• _WHAT IS NEEDED_
Using the data beneath, show every line that includes the word "JSON".
————
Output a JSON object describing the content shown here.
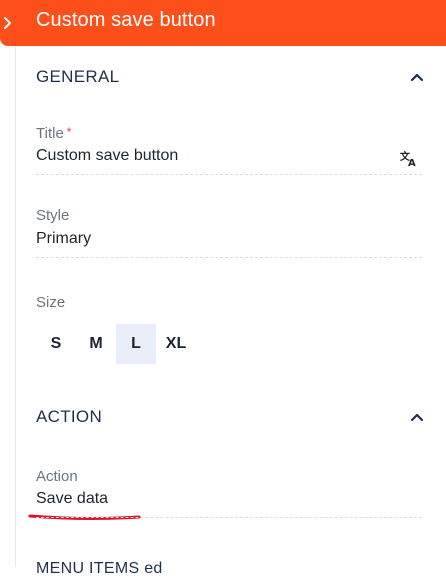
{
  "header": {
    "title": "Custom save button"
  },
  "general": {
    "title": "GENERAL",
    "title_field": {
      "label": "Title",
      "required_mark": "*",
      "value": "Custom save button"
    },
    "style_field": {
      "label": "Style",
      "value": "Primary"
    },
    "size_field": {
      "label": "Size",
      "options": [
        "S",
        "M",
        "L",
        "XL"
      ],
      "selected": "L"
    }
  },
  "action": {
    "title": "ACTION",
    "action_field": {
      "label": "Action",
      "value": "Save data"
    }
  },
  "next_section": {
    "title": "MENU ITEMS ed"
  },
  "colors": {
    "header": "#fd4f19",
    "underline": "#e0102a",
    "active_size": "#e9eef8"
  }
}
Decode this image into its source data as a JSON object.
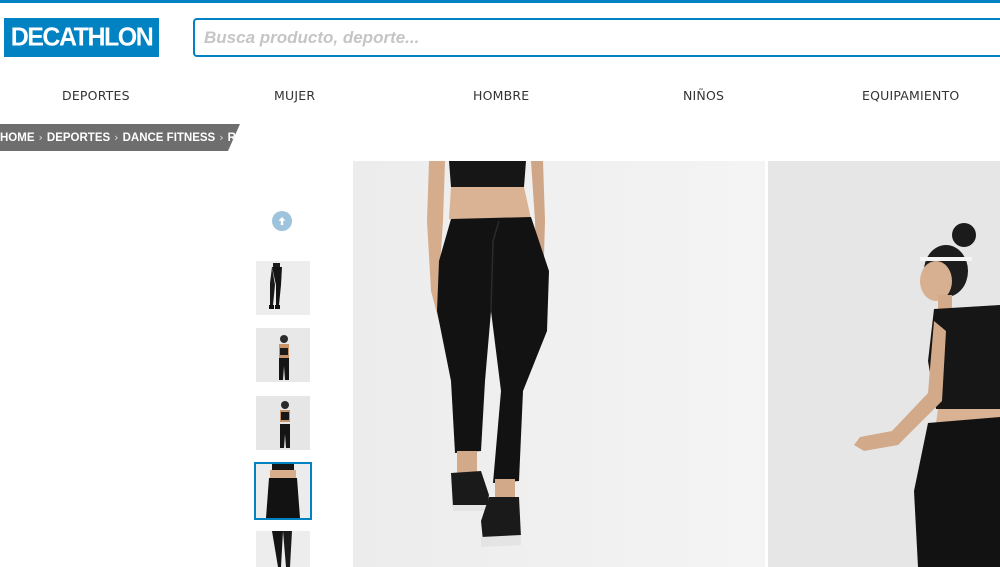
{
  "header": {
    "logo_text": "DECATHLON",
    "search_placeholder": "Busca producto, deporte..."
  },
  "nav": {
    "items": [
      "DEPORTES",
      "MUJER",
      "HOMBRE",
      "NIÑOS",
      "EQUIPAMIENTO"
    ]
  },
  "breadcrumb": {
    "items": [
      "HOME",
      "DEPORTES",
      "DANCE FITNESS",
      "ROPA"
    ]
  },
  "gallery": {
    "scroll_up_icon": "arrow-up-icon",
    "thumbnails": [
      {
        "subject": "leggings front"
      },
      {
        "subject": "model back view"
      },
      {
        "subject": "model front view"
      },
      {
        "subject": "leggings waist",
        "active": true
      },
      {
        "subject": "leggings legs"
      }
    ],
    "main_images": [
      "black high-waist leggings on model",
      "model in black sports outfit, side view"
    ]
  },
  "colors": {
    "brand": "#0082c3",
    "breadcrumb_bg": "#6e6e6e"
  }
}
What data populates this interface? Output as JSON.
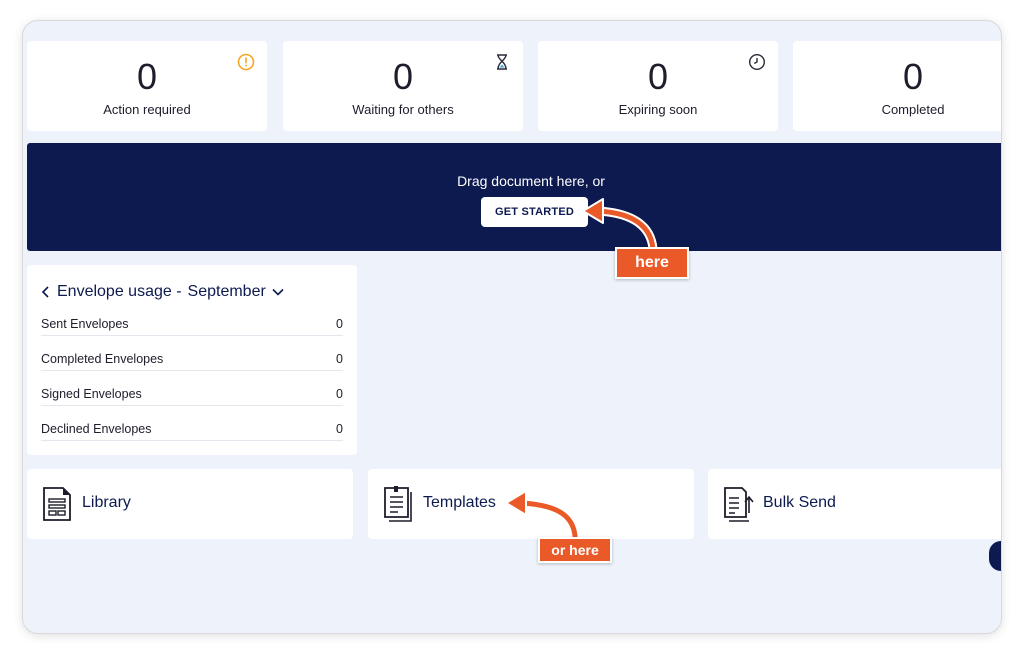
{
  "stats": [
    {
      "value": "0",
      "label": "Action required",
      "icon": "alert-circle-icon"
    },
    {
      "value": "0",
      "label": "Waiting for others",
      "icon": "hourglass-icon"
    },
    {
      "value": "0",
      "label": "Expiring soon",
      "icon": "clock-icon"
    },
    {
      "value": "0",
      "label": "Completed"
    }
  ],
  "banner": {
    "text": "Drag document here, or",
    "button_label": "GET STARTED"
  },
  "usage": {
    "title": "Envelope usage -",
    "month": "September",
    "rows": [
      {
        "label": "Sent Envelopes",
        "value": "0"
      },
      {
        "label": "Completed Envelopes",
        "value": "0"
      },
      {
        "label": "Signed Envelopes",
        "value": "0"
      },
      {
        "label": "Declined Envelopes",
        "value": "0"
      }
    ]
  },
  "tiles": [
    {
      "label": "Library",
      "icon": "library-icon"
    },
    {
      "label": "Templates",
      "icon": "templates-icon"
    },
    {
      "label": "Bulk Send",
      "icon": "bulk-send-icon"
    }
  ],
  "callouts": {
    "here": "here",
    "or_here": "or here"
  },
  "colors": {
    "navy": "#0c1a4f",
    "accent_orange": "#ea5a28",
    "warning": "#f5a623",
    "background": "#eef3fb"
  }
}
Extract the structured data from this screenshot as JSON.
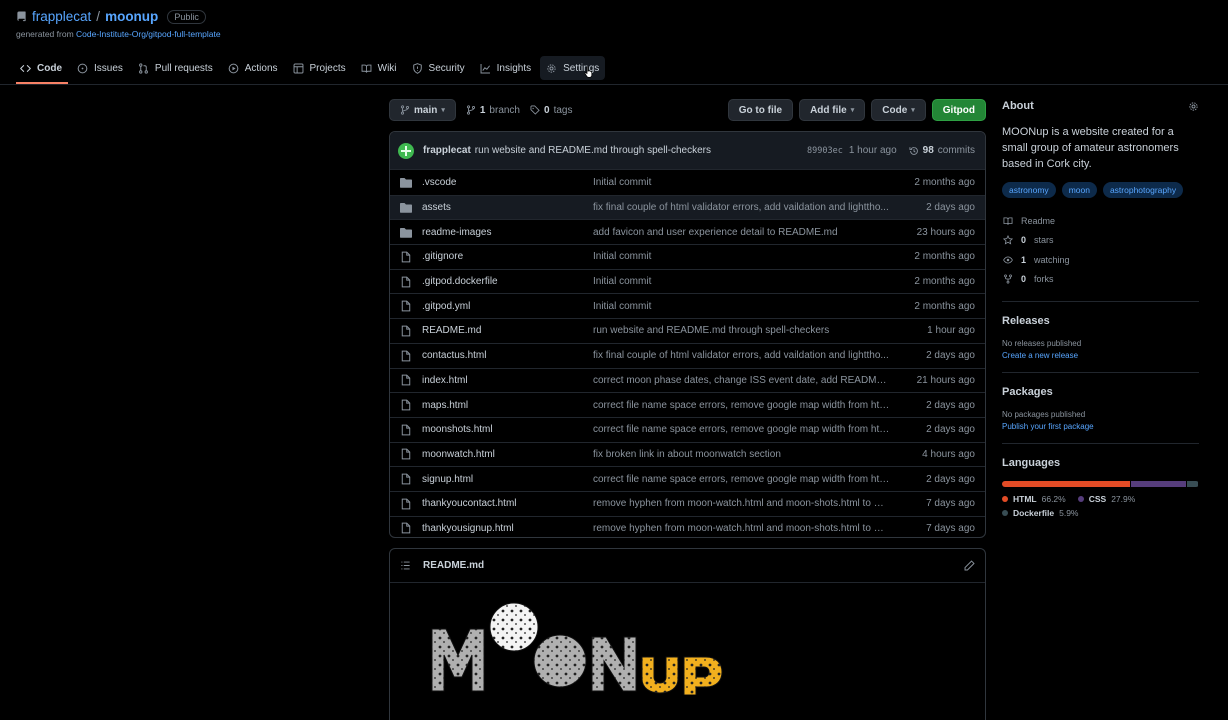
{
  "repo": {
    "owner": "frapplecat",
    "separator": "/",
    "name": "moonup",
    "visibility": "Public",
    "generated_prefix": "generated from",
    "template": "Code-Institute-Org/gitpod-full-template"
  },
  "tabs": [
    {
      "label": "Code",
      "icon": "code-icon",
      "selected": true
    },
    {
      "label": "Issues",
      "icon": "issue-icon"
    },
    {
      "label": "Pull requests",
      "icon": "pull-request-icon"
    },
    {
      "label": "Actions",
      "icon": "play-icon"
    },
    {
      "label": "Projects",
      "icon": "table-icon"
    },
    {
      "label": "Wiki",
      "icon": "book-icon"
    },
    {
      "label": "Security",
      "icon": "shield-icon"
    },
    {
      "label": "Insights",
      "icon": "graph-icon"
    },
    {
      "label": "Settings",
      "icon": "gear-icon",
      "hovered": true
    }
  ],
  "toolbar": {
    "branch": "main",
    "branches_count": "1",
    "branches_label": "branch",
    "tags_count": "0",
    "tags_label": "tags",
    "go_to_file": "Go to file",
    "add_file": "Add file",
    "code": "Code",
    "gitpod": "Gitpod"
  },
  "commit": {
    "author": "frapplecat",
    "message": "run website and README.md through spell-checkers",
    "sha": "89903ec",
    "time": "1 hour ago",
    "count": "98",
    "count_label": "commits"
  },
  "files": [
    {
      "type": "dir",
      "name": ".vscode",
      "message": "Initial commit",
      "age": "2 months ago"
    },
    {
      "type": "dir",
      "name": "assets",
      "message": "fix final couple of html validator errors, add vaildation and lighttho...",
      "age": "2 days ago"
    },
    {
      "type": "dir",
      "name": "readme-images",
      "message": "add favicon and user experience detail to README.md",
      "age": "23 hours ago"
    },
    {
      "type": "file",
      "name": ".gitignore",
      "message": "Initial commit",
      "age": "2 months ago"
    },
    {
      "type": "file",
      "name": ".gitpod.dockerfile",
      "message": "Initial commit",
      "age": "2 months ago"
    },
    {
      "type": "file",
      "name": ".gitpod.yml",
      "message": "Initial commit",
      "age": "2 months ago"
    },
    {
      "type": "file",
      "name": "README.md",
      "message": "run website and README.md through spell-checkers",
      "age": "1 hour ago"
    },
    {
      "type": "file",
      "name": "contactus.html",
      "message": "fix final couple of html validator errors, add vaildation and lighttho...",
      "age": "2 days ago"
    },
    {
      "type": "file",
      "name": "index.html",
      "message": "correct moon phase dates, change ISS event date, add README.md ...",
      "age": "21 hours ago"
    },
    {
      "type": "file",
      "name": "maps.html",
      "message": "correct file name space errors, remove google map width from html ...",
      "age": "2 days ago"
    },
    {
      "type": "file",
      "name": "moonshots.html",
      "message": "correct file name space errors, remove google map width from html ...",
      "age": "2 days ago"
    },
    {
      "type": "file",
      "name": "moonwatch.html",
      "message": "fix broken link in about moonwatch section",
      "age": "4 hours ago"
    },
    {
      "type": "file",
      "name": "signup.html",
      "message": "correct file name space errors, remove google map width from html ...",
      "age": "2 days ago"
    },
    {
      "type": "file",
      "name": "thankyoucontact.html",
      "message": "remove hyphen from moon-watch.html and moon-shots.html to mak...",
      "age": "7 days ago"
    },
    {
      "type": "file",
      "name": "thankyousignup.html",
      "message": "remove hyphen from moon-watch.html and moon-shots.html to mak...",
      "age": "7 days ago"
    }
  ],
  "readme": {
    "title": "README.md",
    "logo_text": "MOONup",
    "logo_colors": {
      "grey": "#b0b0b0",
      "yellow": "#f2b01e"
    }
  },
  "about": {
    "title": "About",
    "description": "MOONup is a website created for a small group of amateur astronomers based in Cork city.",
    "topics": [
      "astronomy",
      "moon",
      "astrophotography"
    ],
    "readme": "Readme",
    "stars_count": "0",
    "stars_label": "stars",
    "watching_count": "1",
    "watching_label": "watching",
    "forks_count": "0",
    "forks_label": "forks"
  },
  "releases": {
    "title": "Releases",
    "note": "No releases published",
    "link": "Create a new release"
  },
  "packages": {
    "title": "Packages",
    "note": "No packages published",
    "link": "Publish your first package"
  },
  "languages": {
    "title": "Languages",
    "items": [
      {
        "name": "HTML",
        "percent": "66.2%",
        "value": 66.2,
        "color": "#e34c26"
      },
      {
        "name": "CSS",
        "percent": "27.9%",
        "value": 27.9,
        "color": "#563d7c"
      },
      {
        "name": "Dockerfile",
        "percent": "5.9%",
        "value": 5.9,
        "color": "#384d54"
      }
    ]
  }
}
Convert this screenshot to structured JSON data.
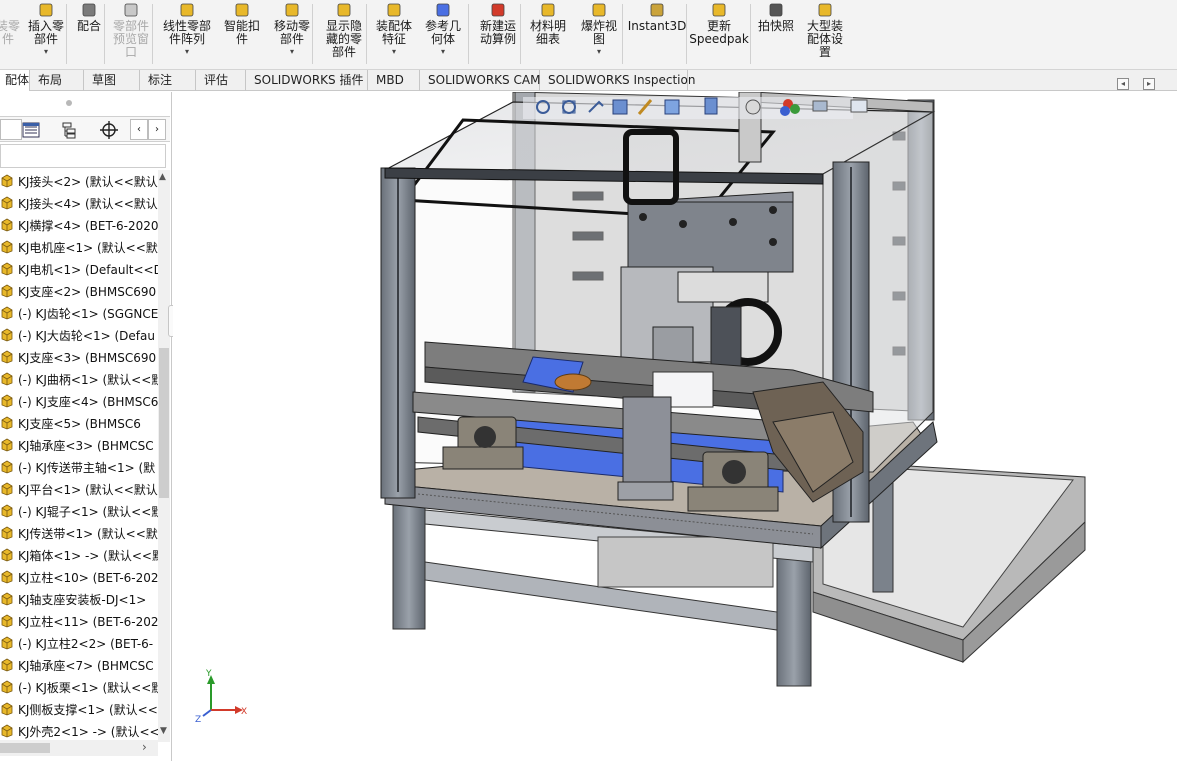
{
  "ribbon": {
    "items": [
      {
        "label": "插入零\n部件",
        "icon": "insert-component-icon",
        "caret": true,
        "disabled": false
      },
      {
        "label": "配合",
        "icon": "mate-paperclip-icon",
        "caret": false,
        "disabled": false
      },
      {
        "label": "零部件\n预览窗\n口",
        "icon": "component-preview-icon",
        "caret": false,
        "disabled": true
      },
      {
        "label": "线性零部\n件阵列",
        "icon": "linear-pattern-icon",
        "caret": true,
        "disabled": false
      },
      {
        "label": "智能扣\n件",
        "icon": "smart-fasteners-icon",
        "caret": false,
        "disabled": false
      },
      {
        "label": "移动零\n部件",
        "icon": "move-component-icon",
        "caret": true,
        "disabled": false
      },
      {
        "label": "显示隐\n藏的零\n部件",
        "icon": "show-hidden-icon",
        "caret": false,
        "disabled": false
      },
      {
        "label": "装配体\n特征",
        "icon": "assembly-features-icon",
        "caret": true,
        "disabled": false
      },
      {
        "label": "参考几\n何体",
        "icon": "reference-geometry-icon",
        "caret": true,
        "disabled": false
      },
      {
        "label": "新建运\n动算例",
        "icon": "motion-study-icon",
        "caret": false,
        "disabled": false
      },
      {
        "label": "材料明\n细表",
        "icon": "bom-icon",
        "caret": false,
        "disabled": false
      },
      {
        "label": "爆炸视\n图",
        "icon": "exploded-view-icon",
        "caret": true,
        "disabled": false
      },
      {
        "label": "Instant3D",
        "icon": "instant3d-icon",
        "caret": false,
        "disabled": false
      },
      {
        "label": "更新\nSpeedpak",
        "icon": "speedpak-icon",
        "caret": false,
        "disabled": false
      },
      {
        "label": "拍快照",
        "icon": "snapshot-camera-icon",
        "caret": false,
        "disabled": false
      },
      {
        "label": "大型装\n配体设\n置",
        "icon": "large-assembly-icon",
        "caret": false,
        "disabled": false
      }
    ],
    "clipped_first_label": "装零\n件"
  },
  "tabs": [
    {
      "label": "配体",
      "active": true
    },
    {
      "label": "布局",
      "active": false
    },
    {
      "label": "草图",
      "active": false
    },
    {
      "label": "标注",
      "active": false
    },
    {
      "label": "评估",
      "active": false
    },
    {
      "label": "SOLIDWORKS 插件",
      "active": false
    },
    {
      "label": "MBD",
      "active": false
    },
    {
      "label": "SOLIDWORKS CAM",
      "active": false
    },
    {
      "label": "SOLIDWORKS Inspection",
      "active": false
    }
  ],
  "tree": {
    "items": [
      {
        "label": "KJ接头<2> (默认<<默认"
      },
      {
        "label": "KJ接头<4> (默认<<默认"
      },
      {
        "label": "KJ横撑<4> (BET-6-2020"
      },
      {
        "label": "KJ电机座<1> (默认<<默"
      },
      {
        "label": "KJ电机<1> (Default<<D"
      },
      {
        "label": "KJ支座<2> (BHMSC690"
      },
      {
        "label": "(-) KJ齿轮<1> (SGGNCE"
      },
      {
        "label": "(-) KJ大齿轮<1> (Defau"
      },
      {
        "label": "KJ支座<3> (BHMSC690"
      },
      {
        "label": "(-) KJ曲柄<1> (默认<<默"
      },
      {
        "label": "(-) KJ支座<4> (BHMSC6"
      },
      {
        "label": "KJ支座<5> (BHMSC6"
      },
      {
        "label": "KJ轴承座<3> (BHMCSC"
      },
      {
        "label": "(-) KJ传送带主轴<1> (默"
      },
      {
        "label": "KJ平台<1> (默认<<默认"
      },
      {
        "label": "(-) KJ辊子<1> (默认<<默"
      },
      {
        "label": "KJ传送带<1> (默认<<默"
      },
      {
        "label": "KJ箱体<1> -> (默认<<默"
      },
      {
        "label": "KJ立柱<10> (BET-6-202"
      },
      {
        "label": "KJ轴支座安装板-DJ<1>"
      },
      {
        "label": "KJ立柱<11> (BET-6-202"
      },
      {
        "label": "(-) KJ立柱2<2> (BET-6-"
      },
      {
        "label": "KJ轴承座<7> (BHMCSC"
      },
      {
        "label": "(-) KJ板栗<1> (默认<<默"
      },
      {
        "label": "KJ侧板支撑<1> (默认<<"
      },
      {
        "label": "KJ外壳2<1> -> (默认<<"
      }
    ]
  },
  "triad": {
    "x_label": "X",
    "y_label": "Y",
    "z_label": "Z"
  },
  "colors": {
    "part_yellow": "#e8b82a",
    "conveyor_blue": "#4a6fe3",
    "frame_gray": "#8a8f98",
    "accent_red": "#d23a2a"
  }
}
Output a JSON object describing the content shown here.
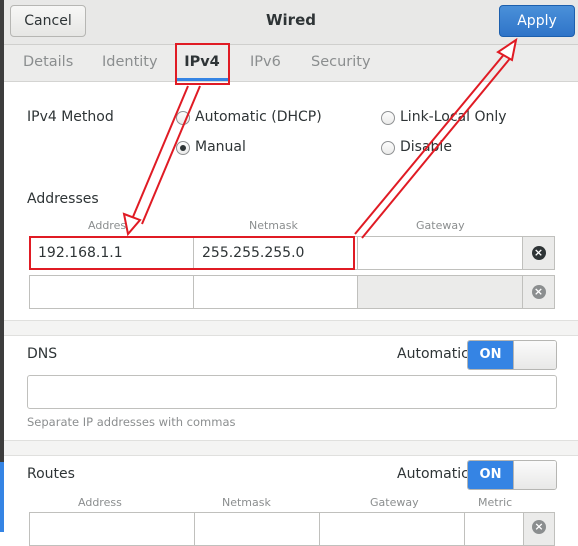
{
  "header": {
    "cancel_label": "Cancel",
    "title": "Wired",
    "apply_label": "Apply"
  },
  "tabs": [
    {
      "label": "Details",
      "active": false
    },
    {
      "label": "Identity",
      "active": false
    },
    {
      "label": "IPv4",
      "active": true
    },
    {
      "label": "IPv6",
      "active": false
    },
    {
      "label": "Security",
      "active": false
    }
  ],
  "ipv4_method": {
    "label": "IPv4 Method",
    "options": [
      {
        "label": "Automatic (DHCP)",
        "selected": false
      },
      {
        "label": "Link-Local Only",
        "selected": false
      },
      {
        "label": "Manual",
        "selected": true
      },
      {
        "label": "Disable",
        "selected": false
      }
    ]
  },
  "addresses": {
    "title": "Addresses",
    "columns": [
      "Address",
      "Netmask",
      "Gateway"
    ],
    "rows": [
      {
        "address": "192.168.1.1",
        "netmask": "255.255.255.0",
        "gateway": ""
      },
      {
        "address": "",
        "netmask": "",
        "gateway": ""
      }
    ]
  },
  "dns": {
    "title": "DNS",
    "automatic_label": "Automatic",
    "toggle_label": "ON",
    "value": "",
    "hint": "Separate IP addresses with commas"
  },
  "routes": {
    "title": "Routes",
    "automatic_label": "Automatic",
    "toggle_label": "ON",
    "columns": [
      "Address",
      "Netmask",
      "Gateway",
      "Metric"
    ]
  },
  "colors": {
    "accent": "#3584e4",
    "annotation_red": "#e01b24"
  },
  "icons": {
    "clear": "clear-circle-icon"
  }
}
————
• _SOLUTION FOR THIS PROBLEM_
Output a JSON object describing the content shown here.
Decode this image into its source data as a JSON object.
What data populates this interface? Output as JSON.
Extract the structured data from this screenshot as JSON.
Convert this screenshot to structured JSON data.
Output a JSON object describing the content shown here.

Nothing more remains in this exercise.